- Collect entries by having users message the Page
- Utilize likes as a voting mechanism
This is great news for marketers in terms of being able to provide their communities with smaller, lower investment incentives for being part of the community. As competitions are shared very easily (with the right prize and post content) Facebook advertising and development costs can be kept down, and budget redistributed for frequent contests to attract fans.
Although ‘like and share’ competitions are easy to enter, brands should ask for a relevant and creative comment to accompany the entry process.

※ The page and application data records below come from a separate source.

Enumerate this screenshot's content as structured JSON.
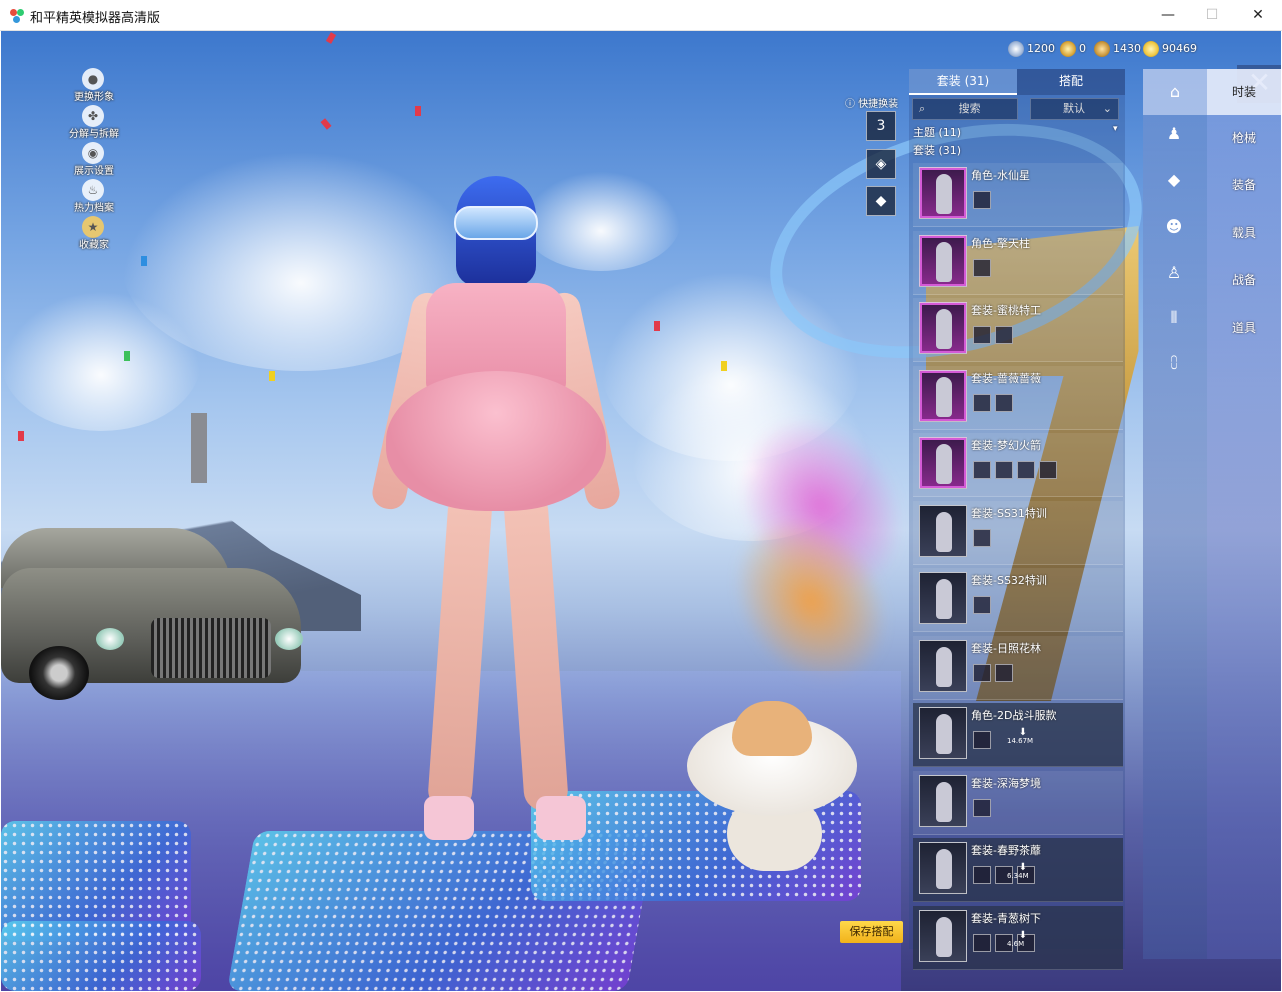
{
  "window": {
    "title": "和平精英模拟器高清版",
    "minimize": "—",
    "maximize": "☐",
    "close": "✕"
  },
  "side_menu": [
    {
      "label": "更换形象",
      "icon": "person-icon"
    },
    {
      "label": "分解与拆解",
      "icon": "gear-icon"
    },
    {
      "label": "展示设置",
      "icon": "eye-icon"
    },
    {
      "label": "热力档案",
      "icon": "flame-icon"
    },
    {
      "label": "收藏家",
      "icon": "badge-icon"
    }
  ],
  "currency": [
    {
      "value": "1200",
      "color": "#9fb6d9"
    },
    {
      "value": "0",
      "color": "#d9a63a"
    },
    {
      "value": "1430",
      "color": "#c9953a"
    },
    {
      "value": "90469",
      "color": "#f0c640"
    }
  ],
  "quick_swap": {
    "label": "快捷换装",
    "slot1": "3"
  },
  "panel": {
    "tab_outfits": "套装 (31)",
    "tab_match": "搭配",
    "search_placeholder": "搜索",
    "sort_label": "默认",
    "theme_line": "主题 (11)",
    "outfit_line": "套装 (31)"
  },
  "items": [
    {
      "name": "角色-水仙星",
      "style": "pink",
      "subs": 1
    },
    {
      "name": "角色-擎天柱",
      "style": "pink",
      "subs": 1
    },
    {
      "name": "套装-蜜桃特工",
      "style": "pink",
      "subs": 2
    },
    {
      "name": "套装-蔷薇蔷薇",
      "style": "pink",
      "subs": 2
    },
    {
      "name": "套装-梦幻火箭",
      "style": "pink",
      "subs": 4
    },
    {
      "name": "套装-SS31特训",
      "style": "grey",
      "subs": 1
    },
    {
      "name": "套装-SS32特训",
      "style": "grey",
      "subs": 1
    },
    {
      "name": "套装-日照花林",
      "style": "grey",
      "subs": 2
    },
    {
      "name": "角色-2D战斗服款",
      "style": "dark",
      "subs": 1,
      "download": "14.67M"
    },
    {
      "name": "套装-深海梦境",
      "style": "grey",
      "subs": 1
    },
    {
      "name": "套装-春野茶蘼",
      "style": "dark",
      "subs": 3,
      "download": "6.34M"
    },
    {
      "name": "套装-青葱树下",
      "style": "dark",
      "subs": 3,
      "download": "4.6M"
    }
  ],
  "categories": [
    "时装",
    "枪械",
    "装备",
    "载具",
    "战备",
    "道具"
  ],
  "icon_column": [
    "hanger-icon",
    "mannequin-icon",
    "cube-icon",
    "mask-icon",
    "outfit-icon",
    "pants-icon",
    "shoes-icon"
  ],
  "save_button": "保存搭配"
}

This is both for weight in Edgerank and to ensure some form of user-generated content – ‘liked and shared’ commented 500 times over does not have as much value in generating interesting conversation on your page.
So why has Facebook changed the rules?
With an ever-increasing platform, it could be nigh on impossible to monitor and police every single business page. As abuse of terms by a page would need to be manually reported, this remains an inefficient model by which to grow. Pages still need to ensure their competitions and promotions clearly state that “the promotion is in no way sponsored,endorsed or administered by, or associated with, Facebook.”
As the number of users logging in via mobile vastly increases (819 million active monthly mobile users, August 2013), Facebook’s mobile app continues to display pages and their content in a wholly inaccurate manner. Getting page tabs and many apps to work on mobile continues to challenge the platform.
Facebook allows post images to contain 20% or less text in order to be approved for paid promotion. This will ensure that the platform doesn’t become a free-for-all of low-quality competition ads.
Despite the relaxed policy, however, community managers will now need to sift through comments and moderate posts with a potentially huge number of engagements. Voting mechanics and fair selection will need to be maintained and so a thumbs up for many campaigns as a whole, but a tad more work for those monitoring pages!
What are your thoughts on Facebook’s announcements? How will they affect you and your page?
Erin Simons is Social Media Account Director at Caliber. Connect with her on Google+.